“The decision to restore firearms rights is solely up to the discretion of local court judges, based in large part on your decision on whether or not to oppose such petitions,” Kelly Thomasson wrote at the time to Virginia’s commonwealth’s attorneys.
In an interview, the Virginia Beach prosecutor assigned to gun rights cases, Andy Rosenberg, confirmed that his office has seen a noticeable increase in the number of felons seeking to have their gun rights restored.
“They’re up markedly,” Rosenberg told me.
Rosenberg opposes all requests by felons asking for permission to keep a gun.
“We’re concerned about the safety of the community,” he said flatly.
Virginia Beach attorney Robert Herron, who represents many firearm-seeking felons around the commonwealth, agreed that many more felons are now petitioning the courts for their gun rights.
And that’s good for business.
In an interview a few months ago, Herron told me that gun rights cases now represent “a very, very significant portion” of his law practice.
According to prosecutors, 144 felons asked for their gun rights in Virginia Beach in 2017. Numbers for 2018 were expected to be similar.
Rosenberg reckoned that about 66 percent – or roughly 95 – of those were approved. By contrast, only 62 felons filed similar petitions in 2015.
Requests are so plentiful in Virginia Beach now that one day a month has been set aside to hear the cases.
February’s Gun Day is set for the 25th in Virginia Beach Circuit Court. March Gun Day is scheduled for the 25th of that month. A spokesman for the prosecutor’s office said there will be 10 petitioners this month and nine in March.
I’m a strong supporter of the Second Amendment.

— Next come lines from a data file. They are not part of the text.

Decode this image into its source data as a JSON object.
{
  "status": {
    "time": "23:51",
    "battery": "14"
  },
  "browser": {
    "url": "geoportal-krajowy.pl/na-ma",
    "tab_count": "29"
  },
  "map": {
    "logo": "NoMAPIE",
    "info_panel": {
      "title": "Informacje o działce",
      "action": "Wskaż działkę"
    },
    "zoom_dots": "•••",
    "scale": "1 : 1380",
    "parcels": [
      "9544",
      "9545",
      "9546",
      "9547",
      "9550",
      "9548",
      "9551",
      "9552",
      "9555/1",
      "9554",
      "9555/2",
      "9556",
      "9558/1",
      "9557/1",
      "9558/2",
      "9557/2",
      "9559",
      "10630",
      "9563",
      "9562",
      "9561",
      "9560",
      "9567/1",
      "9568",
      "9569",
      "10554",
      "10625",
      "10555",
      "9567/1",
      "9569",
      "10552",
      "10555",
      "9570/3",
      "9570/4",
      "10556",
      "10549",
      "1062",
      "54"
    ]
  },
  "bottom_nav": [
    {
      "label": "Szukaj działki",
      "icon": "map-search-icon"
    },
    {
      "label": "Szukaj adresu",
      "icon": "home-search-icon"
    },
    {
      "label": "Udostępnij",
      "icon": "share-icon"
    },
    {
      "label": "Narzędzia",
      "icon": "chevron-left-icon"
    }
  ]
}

For law-abiding citizens, that is. The thought of felons getting their gun rights back ought to give all of us heartburn, except in cases of decades-old-non-violent felonies followed by decades of good behavior.
Rosenberg’s reliable opposition to the requests is rooted in Commonwealth’s Attorney Colin Stolle’s determination to protect the public, he said.
“The biggest problem is an individual with a violent felony,” Rosenberg said. “I had one case where the crime was committed only about five years ago…in a couple of cases, the individual was still on probation.”
Rosenberg says the reasons felons give for wanting to own a firearm are as varied as the crimes they committed. Most say they want to hunt. Others are concerned with self-defense, or want to hold a job that requires them to carry a weapon. Still others are married to someone who needs to keep a service revolver in the home.
For his part, Herron says many of his clients simply want to make a complete return to society. They believe the firearm ban stigmatizes them.
The unintended consequences of Virginia’s easy civil rights restoration doesn’t end with simple gun rights. Once those are restored, many felons take the next step:
Concealed carry permits.
“Once you have your gun rights restored you’re basically on the same footing as anybody else asking for a concealed carry permit,” Herron told me.